→ **Task prompt**
Each entry below must be written out exactly, with pictures left out.

+++ Exercise data +++

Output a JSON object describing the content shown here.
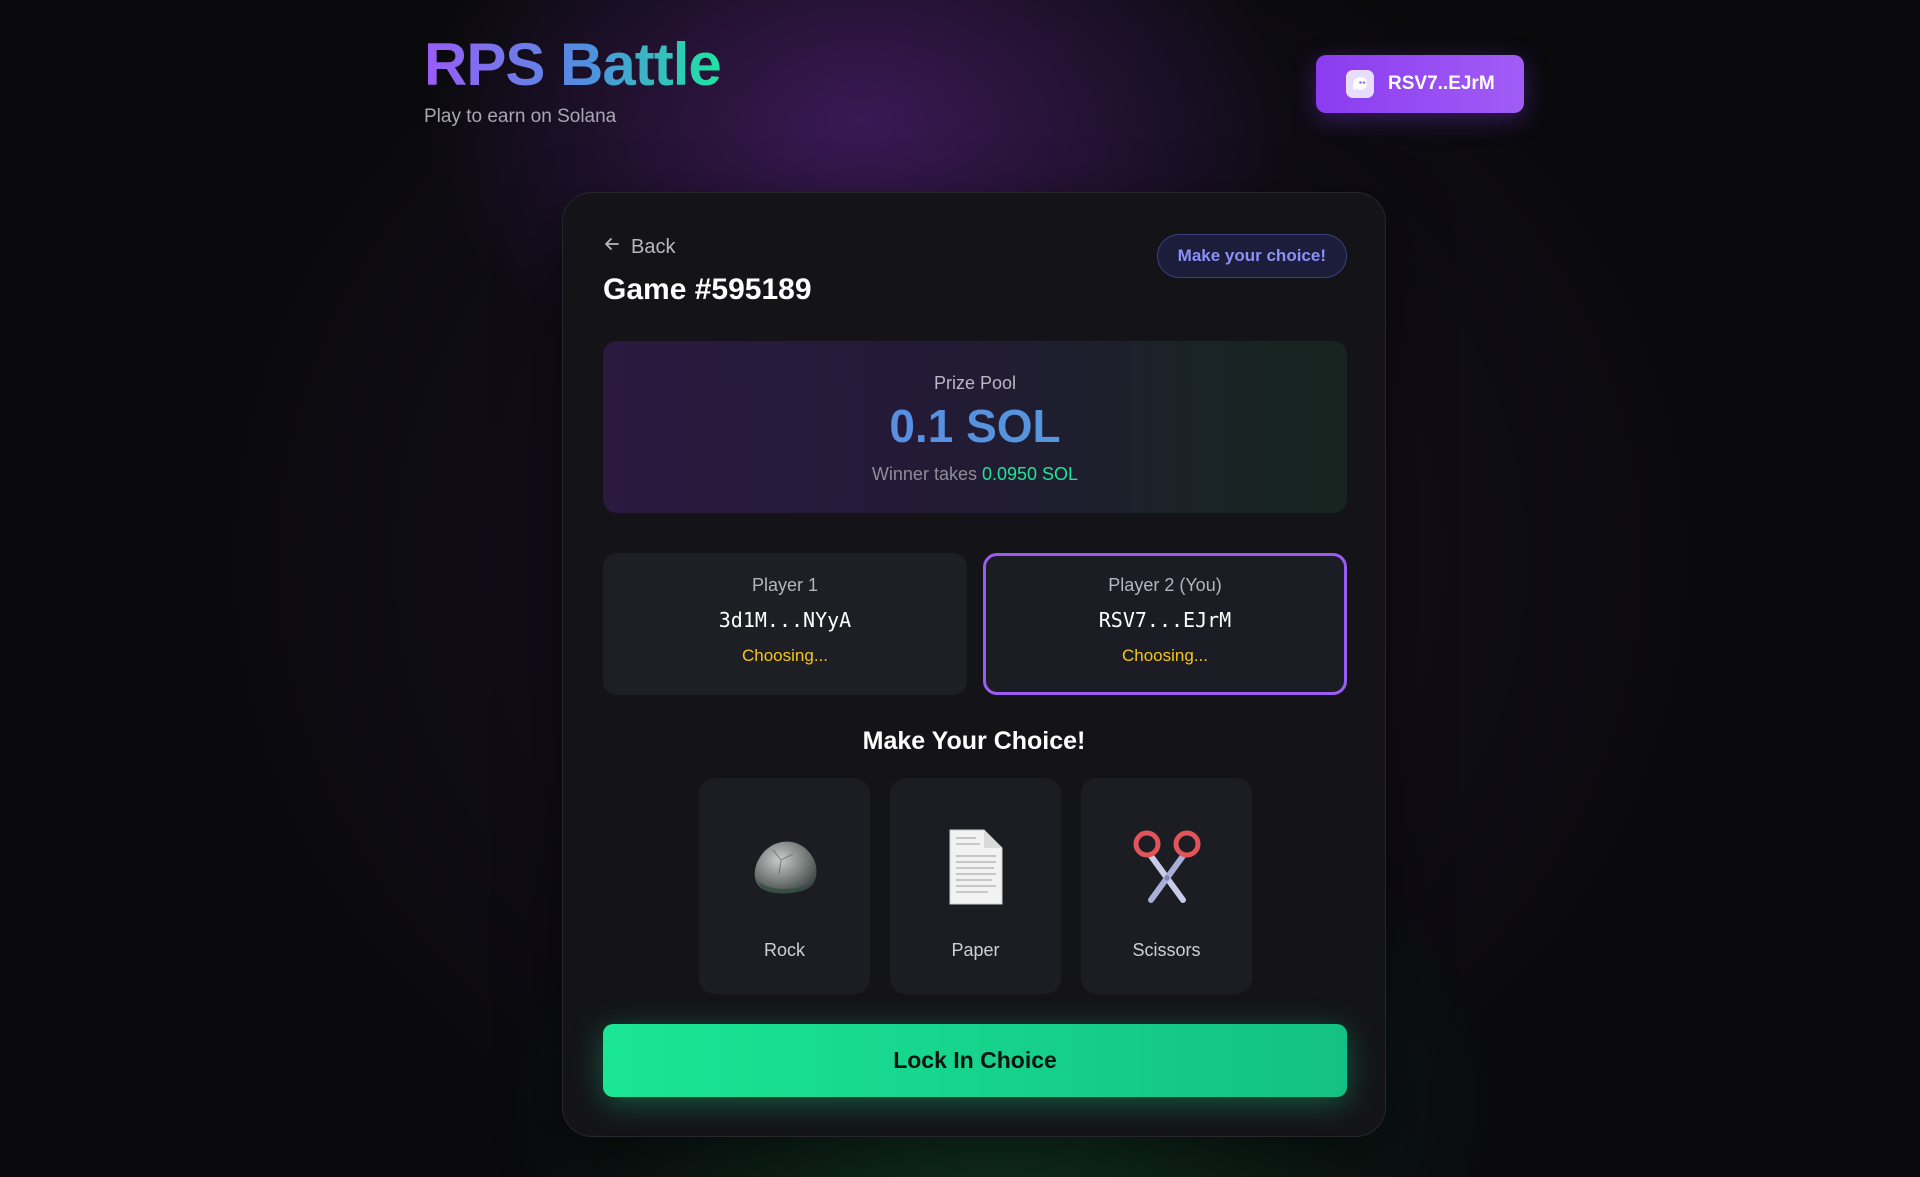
{
  "header": {
    "title": "RPS Battle",
    "subtitle": "Play to earn on Solana",
    "wallet_label": "RSV7..EJrM",
    "wallet_icon": "ghost-icon"
  },
  "game": {
    "back_label": "Back",
    "title": "Game #595189",
    "status": "Make your choice!"
  },
  "prize": {
    "label": "Prize Pool",
    "amount": "0.1 SOL",
    "winner_prefix": "Winner takes",
    "winner_amount": "0.0950 SOL"
  },
  "players": [
    {
      "label": "Player 1",
      "address": "3d1M...NYyA",
      "status": "Choosing..."
    },
    {
      "label": "Player 2 (You)",
      "address": "RSV7...EJrM",
      "status": "Choosing..."
    }
  ],
  "choices": {
    "heading": "Make Your Choice!",
    "options": [
      {
        "label": "Rock",
        "icon": "rock-icon"
      },
      {
        "label": "Paper",
        "icon": "paper-icon"
      },
      {
        "label": "Scissors",
        "icon": "scissors-icon"
      }
    ]
  },
  "lock_button": "Lock In Choice",
  "colors": {
    "accent_purple": "#9a5cf2",
    "accent_green": "#1ae694",
    "status_yellow": "#f5c518",
    "pill_text": "#8c8ff7"
  }
}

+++

→ **Response to this task**
Output a JSON object describing the content shown here.
{
  "header": {
    "title": "RPS Battle",
    "subtitle": "Play to earn on Solana",
    "wallet_label": "RSV7..EJrM",
    "wallet_icon": "ghost-icon"
  },
  "game": {
    "back_label": "Back",
    "title": "Game #595189",
    "status": "Make your choice!"
  },
  "prize": {
    "label": "Prize Pool",
    "amount": "0.1 SOL",
    "winner_prefix": "Winner takes",
    "winner_amount": "0.0950 SOL"
  },
  "players": [
    {
      "label": "Player 1",
      "address": "3d1M...NYyA",
      "status": "Choosing..."
    },
    {
      "label": "Player 2 (You)",
      "address": "RSV7...EJrM",
      "status": "Choosing..."
    }
  ],
  "choices": {
    "heading": "Make Your Choice!",
    "options": [
      {
        "label": "Rock",
        "icon": "rock-icon"
      },
      {
        "label": "Paper",
        "icon": "paper-icon"
      },
      {
        "label": "Scissors",
        "icon": "scissors-icon"
      }
    ]
  },
  "lock_button": "Lock In Choice",
  "colors": {
    "accent_purple": "#9a5cf2",
    "accent_green": "#1ae694",
    "status_yellow": "#f5c518",
    "pill_text": "#8c8ff7"
  }
}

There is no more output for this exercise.